*Problem to work on*:
Check each line below for "thanh" and give the count of those that have it, nothing else.

[Element data from apps and pages]
------------------------
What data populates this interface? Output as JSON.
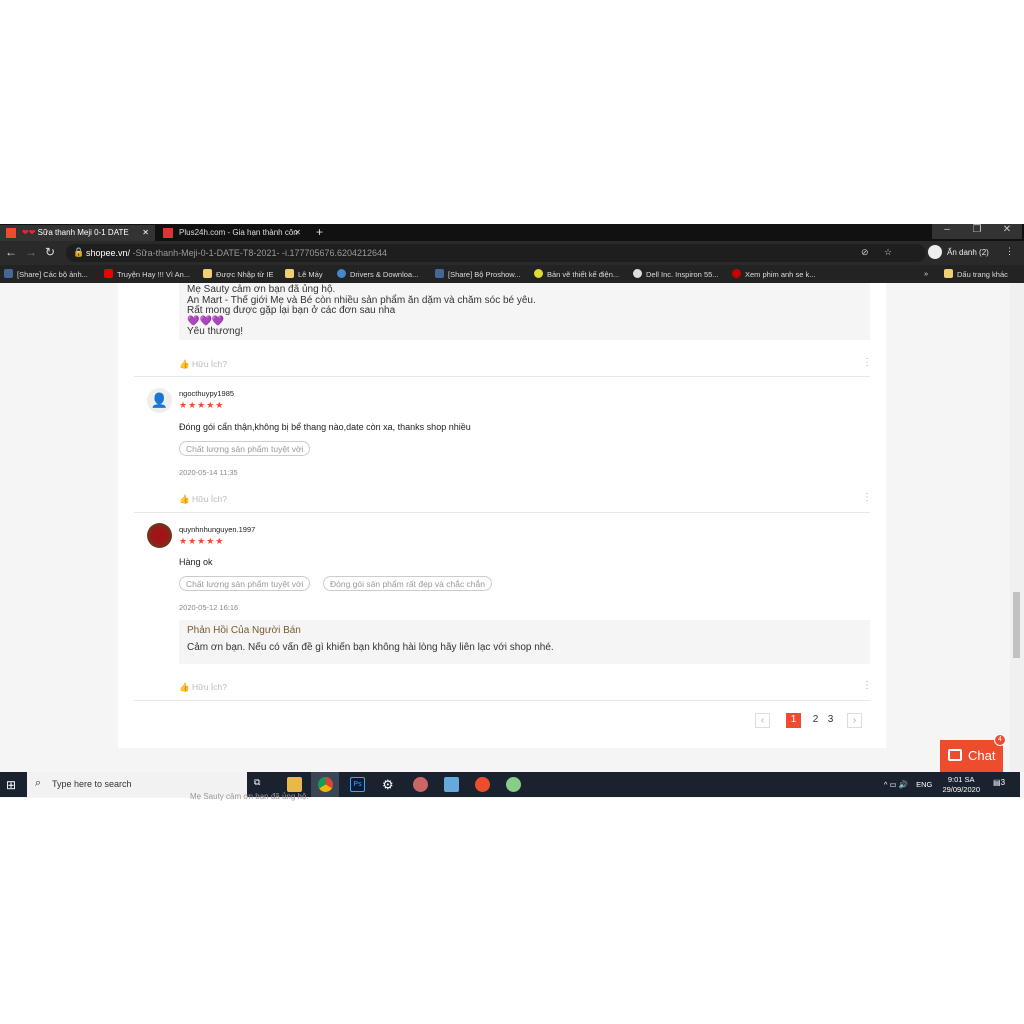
{
  "browser": {
    "tabs": [
      {
        "title": "Sữa thanh Meji 0-1 DATE",
        "active": true
      },
      {
        "title": "Plus24h.com - Gia hạn thành côn",
        "active": false
      }
    ],
    "new_tab": "+",
    "url_host": "shopee.vn/",
    "url_path": " -Sữa-thanh-Meji-0-1-DATE-T8-2021- -i.177705676.6204212644",
    "profile": "Ẩn danh (2)",
    "bookmarks": [
      "[Share] Các bộ ảnh...",
      "Truyện Hay !!! Vì An...",
      "Được Nhập từ IE",
      "Lê Máy",
      "Drivers & Downloa...",
      "[Share] Bộ Proshow...",
      "Bản vẽ thiết kế điện...",
      "Dell Inc. Inspiron 55...",
      "Xem phim anh se k..."
    ],
    "bookmarks_more": "»",
    "other_bookmarks": "Dấu trang khác"
  },
  "reviews": {
    "first_reply_lines": [
      "Mẹ Sauty cảm ơn bạn đã ủng hộ.",
      "An Mart - Thế giới Mẹ và Bé còn nhiều sản phẩm ăn dặm và chăm sóc bé yêu.",
      "Rất mong được gặp lại bạn ở các đơn sau nha",
      "💜💜💜",
      "Yêu thương!"
    ],
    "useful_label": "Hữu Ích?",
    "items": [
      {
        "user": "ngocthuypy1985",
        "stars": 5,
        "text": "Đóng gói cẩn thận,không bị bể thang nào,date còn xa, thanks shop nhiều",
        "tags": [
          "Chất lượng sản phẩm tuyệt vời"
        ],
        "date": "2020-05-14 11:35"
      },
      {
        "user": "quynhnhunguyen.1997",
        "stars": 5,
        "text": "Hàng ok",
        "tags": [
          "Chất lượng sản phẩm tuyệt vời",
          "Đóng gói sản phẩm rất đẹp và chắc chắn"
        ],
        "date": "2020-05-12 16:16",
        "reply_title": "Phản Hồi Của Người Bán",
        "reply_text": "Cảm ơn bạn. Nếu có vấn đề gì khiến bạn không hài lòng hãy liên lạc với shop nhé."
      }
    ],
    "star_glyphs": "★★★★★"
  },
  "pagination": {
    "prev": "‹",
    "pages": [
      "1",
      "2",
      "3"
    ],
    "current": "1",
    "next": "›"
  },
  "chat": {
    "label": "Chat",
    "badge": "4"
  },
  "taskbar": {
    "search_placeholder": "Type here to search",
    "lang": "ENG",
    "time": "9:01 SA",
    "date": "29/09/2020",
    "notifications": "3"
  },
  "below_text": "Mẹ Sauty cảm ơn bạn đã ủng hộ.",
  "colors": {
    "accent": "#ee4d2d",
    "reply_title": "#7b5a2e"
  }
}
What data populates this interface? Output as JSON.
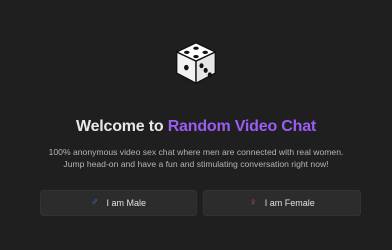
{
  "hero": {
    "title_prefix": "Welcome to ",
    "title_accent": "Random Video Chat",
    "description_line1": "100% anonymous video sex chat where men are connected with real women.",
    "description_line2": "Jump head-on and have a fun and stimulating conversation right now!"
  },
  "buttons": {
    "male_label": "I am Male",
    "female_label": "I am Female"
  },
  "icons": {
    "dice": "dice-icon",
    "male": "male-symbol-icon",
    "female": "female-symbol-icon"
  },
  "colors": {
    "accent": "#9b5cf6",
    "male": "#3b82f6",
    "female": "#e5484d",
    "background": "#1f1f1f",
    "button_bg": "#2c2c2c"
  }
}
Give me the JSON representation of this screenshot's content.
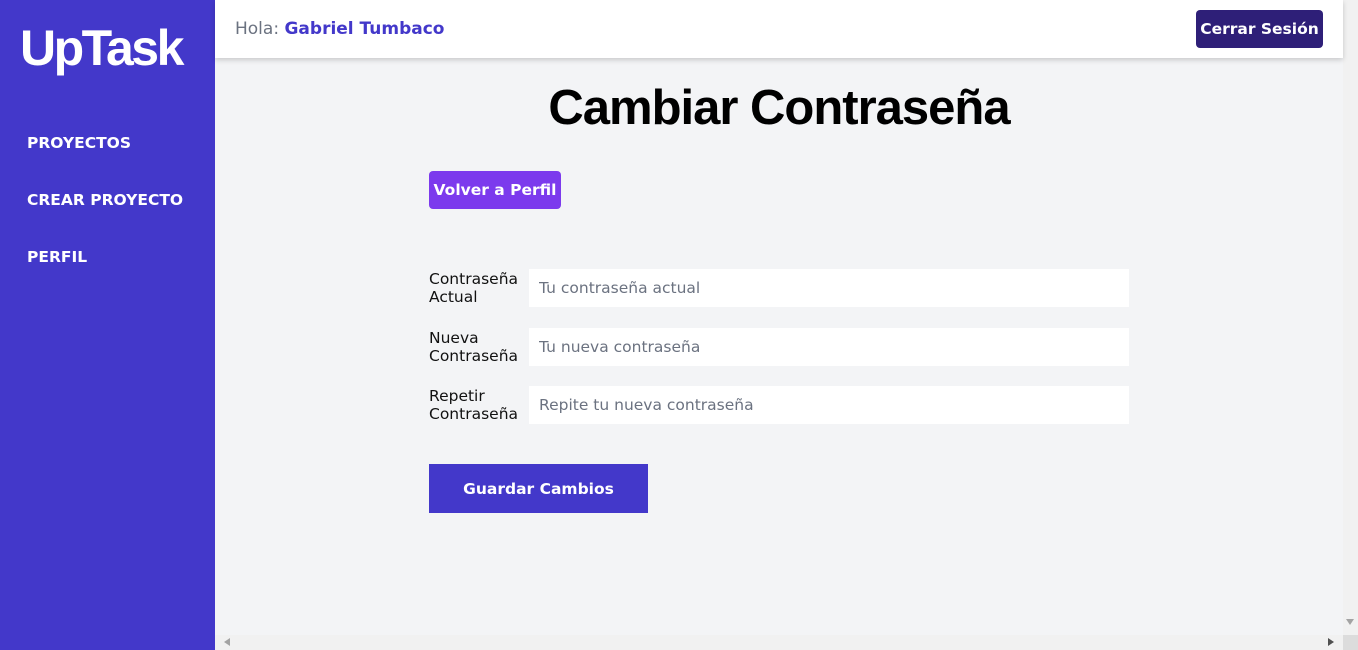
{
  "sidebar": {
    "logo": "UpTask",
    "items": [
      {
        "label": "PROYECTOS"
      },
      {
        "label": "CREAR PROYECTO"
      },
      {
        "label": "PERFIL"
      }
    ]
  },
  "header": {
    "greeting_prefix": "Hola:",
    "user_name": "Gabriel Tumbaco",
    "logout_label": "Cerrar Sesión"
  },
  "main": {
    "title": "Cambiar Contraseña",
    "back_label": "Volver a Perfil",
    "fields": [
      {
        "label": "Contraseña Actual",
        "placeholder": "Tu contraseña actual",
        "value": ""
      },
      {
        "label": "Nueva Contraseña",
        "placeholder": "Tu nueva contraseña",
        "value": ""
      },
      {
        "label": "Repetir Contraseña",
        "placeholder": "Repite tu nueva contraseña",
        "value": ""
      }
    ],
    "submit_label": "Guardar Cambios"
  },
  "colors": {
    "sidebar": "#4338ca",
    "accent_dark": "#2e1f78",
    "accent_purple": "#7c3aed",
    "background": "#f3f4f6"
  }
}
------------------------
*Task solution*:
2